(Source records)
================================
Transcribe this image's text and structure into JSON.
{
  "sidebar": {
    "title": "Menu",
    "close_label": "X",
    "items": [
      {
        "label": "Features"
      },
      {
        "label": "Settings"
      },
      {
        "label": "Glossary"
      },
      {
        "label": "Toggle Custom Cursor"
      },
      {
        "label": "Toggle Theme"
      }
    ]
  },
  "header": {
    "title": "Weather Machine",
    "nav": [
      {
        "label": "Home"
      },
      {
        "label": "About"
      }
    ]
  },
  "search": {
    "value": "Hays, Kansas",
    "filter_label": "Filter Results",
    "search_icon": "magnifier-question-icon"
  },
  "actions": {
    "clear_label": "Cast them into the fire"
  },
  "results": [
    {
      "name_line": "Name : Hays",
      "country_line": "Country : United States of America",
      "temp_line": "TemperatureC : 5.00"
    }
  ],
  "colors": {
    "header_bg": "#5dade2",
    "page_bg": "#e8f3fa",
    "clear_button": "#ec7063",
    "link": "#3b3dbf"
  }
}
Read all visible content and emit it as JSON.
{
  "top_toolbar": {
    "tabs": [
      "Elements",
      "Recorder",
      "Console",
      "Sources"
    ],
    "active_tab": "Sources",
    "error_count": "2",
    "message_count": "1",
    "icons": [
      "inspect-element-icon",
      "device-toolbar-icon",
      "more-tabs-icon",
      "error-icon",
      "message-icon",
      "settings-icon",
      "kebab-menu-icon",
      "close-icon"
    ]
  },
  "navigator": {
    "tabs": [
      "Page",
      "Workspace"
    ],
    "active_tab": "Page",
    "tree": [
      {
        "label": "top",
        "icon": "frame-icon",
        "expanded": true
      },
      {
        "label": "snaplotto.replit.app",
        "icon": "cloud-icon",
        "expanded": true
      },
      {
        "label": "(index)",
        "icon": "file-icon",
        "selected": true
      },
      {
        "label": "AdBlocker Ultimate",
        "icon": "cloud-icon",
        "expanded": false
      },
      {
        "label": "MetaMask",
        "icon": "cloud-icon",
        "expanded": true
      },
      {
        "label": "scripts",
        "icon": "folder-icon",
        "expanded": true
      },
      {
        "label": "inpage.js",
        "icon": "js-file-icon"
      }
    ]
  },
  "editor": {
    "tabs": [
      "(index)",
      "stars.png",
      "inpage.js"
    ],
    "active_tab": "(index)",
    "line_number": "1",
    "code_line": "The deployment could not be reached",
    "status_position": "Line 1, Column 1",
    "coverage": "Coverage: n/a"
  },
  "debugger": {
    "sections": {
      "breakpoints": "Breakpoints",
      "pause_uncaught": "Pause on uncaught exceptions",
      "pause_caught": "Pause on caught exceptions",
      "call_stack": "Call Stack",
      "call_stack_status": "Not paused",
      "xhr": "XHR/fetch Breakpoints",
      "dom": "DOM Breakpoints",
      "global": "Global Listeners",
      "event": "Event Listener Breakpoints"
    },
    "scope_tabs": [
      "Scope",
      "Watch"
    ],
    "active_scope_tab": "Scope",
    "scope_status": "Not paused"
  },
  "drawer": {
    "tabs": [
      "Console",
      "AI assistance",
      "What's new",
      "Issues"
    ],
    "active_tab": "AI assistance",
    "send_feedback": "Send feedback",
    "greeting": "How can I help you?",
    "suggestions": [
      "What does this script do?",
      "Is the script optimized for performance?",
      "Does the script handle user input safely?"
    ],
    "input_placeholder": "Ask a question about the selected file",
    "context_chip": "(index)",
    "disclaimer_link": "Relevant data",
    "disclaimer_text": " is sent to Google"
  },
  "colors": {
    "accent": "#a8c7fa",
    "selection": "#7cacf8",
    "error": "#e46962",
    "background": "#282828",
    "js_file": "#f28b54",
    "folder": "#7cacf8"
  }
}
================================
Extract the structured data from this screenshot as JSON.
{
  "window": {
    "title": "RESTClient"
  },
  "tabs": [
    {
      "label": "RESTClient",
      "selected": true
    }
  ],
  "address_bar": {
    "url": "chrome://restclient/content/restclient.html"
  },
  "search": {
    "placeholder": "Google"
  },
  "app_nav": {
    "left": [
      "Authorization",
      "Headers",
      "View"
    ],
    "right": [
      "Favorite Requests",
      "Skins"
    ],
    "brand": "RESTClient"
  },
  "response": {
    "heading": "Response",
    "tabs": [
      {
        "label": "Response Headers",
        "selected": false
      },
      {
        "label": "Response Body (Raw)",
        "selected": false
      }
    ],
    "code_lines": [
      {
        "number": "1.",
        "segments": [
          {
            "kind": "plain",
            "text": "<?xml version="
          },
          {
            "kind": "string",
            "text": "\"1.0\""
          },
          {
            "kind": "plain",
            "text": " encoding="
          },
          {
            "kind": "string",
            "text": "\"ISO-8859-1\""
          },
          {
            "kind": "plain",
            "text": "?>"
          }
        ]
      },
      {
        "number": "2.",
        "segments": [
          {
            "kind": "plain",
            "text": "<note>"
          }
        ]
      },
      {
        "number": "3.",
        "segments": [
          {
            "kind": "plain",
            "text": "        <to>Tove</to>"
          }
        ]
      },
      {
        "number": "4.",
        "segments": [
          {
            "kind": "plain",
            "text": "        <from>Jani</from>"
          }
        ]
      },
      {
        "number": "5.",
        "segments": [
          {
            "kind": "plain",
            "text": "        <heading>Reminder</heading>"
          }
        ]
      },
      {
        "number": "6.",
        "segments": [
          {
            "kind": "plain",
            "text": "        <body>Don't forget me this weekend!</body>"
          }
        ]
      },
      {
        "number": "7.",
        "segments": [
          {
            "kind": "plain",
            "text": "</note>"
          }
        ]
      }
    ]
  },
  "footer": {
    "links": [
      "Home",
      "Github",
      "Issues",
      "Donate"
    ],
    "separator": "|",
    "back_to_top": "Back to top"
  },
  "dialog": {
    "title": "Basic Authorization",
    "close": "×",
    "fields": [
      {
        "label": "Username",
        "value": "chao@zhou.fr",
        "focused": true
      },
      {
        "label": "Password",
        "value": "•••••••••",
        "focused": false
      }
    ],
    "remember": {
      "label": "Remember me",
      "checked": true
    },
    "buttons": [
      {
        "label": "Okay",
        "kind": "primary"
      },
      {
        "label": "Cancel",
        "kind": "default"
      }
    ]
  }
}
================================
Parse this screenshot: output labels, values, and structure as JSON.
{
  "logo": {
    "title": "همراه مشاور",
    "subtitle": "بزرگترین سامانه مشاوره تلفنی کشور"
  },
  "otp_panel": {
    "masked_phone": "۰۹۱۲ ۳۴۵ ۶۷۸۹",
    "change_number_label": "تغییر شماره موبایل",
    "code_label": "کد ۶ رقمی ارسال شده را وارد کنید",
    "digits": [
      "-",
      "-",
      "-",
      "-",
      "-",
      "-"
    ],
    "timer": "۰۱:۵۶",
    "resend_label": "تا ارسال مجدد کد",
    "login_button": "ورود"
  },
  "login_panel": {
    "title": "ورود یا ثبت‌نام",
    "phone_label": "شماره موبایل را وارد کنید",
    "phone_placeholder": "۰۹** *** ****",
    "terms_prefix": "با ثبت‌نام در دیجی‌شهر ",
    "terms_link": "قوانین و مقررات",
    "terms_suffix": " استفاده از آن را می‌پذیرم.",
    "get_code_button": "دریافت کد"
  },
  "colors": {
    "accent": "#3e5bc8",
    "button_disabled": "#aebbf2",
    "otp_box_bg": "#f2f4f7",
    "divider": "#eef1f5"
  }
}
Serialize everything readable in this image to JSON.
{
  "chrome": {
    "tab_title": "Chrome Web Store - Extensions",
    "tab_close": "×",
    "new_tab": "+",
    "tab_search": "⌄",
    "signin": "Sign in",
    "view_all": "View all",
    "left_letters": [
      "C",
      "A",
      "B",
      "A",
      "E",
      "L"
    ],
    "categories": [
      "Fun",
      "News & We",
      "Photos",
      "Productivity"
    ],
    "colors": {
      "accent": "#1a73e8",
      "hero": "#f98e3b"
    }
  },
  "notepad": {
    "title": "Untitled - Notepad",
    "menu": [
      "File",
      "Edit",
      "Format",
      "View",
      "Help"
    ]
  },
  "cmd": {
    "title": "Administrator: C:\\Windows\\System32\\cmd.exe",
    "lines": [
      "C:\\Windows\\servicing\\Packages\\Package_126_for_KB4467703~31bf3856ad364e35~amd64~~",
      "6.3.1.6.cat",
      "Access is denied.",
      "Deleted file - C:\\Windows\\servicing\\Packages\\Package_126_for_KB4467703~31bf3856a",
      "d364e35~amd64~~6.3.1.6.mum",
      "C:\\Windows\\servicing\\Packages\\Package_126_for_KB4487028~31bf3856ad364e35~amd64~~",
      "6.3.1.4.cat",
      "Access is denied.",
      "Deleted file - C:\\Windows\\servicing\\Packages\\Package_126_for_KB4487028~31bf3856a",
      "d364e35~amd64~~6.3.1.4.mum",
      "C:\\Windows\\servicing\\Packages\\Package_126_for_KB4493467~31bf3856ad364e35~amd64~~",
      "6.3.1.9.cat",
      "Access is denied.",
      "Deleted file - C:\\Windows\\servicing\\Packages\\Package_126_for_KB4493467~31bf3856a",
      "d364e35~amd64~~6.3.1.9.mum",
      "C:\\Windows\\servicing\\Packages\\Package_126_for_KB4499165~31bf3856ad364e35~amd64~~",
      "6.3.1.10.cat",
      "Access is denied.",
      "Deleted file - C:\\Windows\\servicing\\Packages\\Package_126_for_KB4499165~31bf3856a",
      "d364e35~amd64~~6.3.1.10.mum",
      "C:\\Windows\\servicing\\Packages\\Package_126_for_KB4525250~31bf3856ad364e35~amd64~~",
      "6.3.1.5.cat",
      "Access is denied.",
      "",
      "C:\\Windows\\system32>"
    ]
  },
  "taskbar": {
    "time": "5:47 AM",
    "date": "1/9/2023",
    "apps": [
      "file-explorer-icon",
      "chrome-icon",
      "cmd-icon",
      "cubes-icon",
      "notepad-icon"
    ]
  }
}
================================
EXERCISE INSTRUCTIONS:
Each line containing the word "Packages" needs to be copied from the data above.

RESULT OF THE TASK:
      "C:\\Windows\\servicing\\Packages\\Package_126_for_KB4467703~31bf3856ad364e35~amd64~~",
      "Deleted file - C:\\Windows\\servicing\\Packages\\Package_126_for_KB4467703~31bf3856a",
      "C:\\Windows\\servicing\\Packages\\Package_126_for_KB4487028~31bf3856ad364e35~amd64~~",
      "Deleted file - C:\\Windows\\servicing\\Packages\\Package_126_for_KB4487028~31bf3856a",
      "C:\\Windows\\servicing\\Packages\\Package_126_for_KB4493467~31bf3856ad364e35~amd64~~",
      "Deleted file - C:\\Windows\\servicing\\Packages\\Package_126_for_KB4493467~31bf3856a",
      "C:\\Windows\\servicing\\Packages\\Package_126_for_KB4499165~31bf3856ad364e35~amd64~~",
      "Deleted file - C:\\Windows\\servicing\\Packages\\Package_126_for_KB4499165~31bf3856a",
      "C:\\Windows\\servicing\\Packages\\Package_126_for_KB4525250~31bf3856ad364e35~amd64~~",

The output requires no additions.